Two soldiers wounded in the attack were taken to San Vicente Hospital in Arauca city, the provincial capital.
The soldiers, who belonged to a unit assigned to protect oil industry infrastructure, were attacked around 4:30 p.m. Saturday in Tres Cruces, a town outside the city of Arauquita.
The attack was staged by the Drigelio Almarales company of the FARC‘s 10th Front, the army said.
The soldiers were killed just hours after the FARC said the previously announced release of 10 hostages was contingent on the government allowing members of Women of the World for Peace to visit imprisoned rebels.
“The only thing needed now is for President Juan Manuel Santos to allow the humanitarian visit sought by Women of the World for Peace to the political and prisoners of war in the country’s prisons,” the FARC said in a statement posted on its Web site.
“We are informing the Women of the World for Peace group coordinated by Piedad Cordoba and the Asfamipaz organization that we are ready to start the release process,” the FARC said.
The FARC statement contradicted the information provided earlier by Cordoba, a former senator who had assured the country that visits to imprisoned rebels would not be a condition for the hostages’ release.
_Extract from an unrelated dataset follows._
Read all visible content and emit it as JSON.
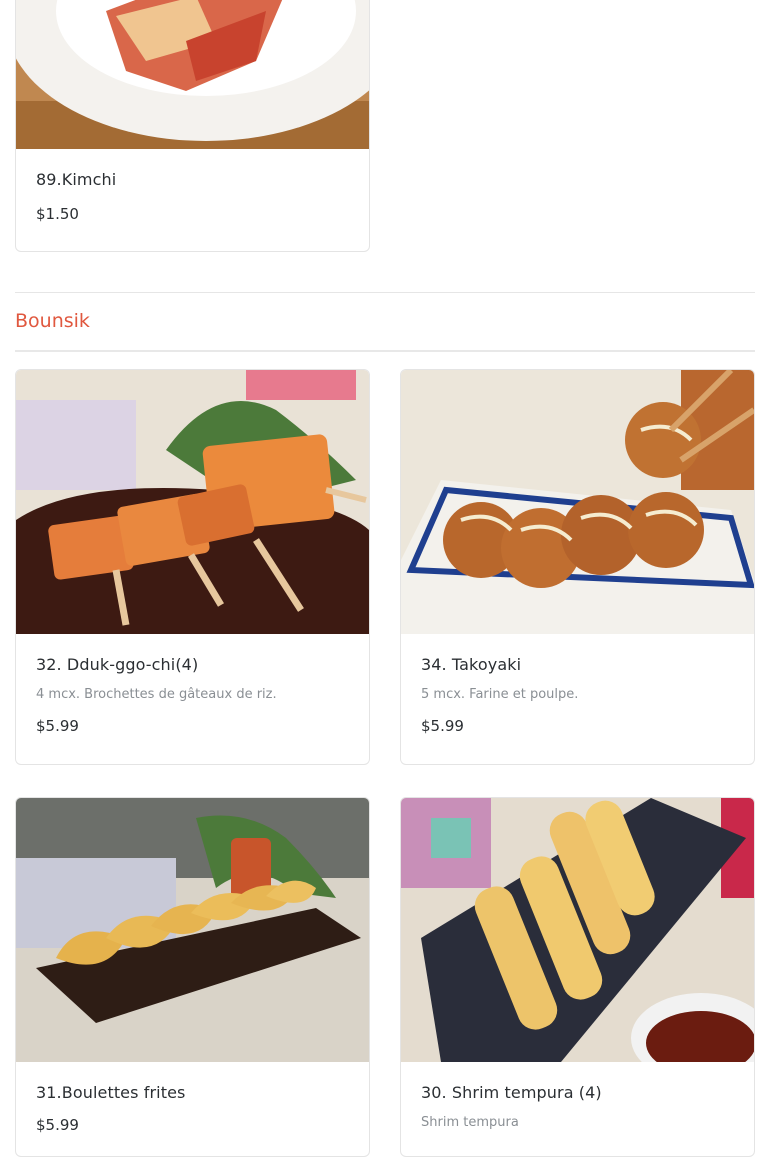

Cordoba said the FARC statement boosted her confidence that the hostage release would take place as expected in April.
“We are sure that we are going to achieve it,” Cordoba told the press.
Vice President Angelino Garzon, meanwhile, said Sunday that the new conditions set by the FARC amounted to “torture” of the hostages’ relatives.
“This is a new demonstration of the torture by the guerrillas against the relatives and the kidnapped people,” Garzon told reporters during an appearance in the Caribbean resort city of Cartagena.
The FARC, Colombia’s oldest and largest leftist guerrilla group, was founded in 1964, has an estimated 8,000 fighters and operates across a large swath of this Andean nation.
The Colombian government has made fighting the FARC a top priority and has obtained billions in U.S. aid for counterinsurgency operations.
The FARC has suffered a series of setbacks in recent years at the hands of the Colombian security forces.
Alfonso Cano, the FARC’s top leader, was killed on Nov. 4 in a military and police operation that the government hailed as the biggest blow to the FARC in its nearly 50-year history.
Cano, a 63-year-old intellectual who had entered the ranks of the FARC 30 years ago, was killed in in a remote area of the southwestern province of Cauca a few hours after fleeing a bombardment.
The FARC also suffered a series of blows in 2008, with the biggest coming in July of that year, when the Colombian army rescued a group of high-profile rebel-held captives: former presidential candidate Ingrid Betancourt, U.S. military contractors Thomas Howes, Keith Stansell and Marc Gonsalves, and 11 other Colombian police officers and soldiers.
The FARC is on both the U.S. and EU lists of terrorist groups. Drug trafficking, extortion and kidnapping-for-ransom are the FARC’s main means of financing its operations.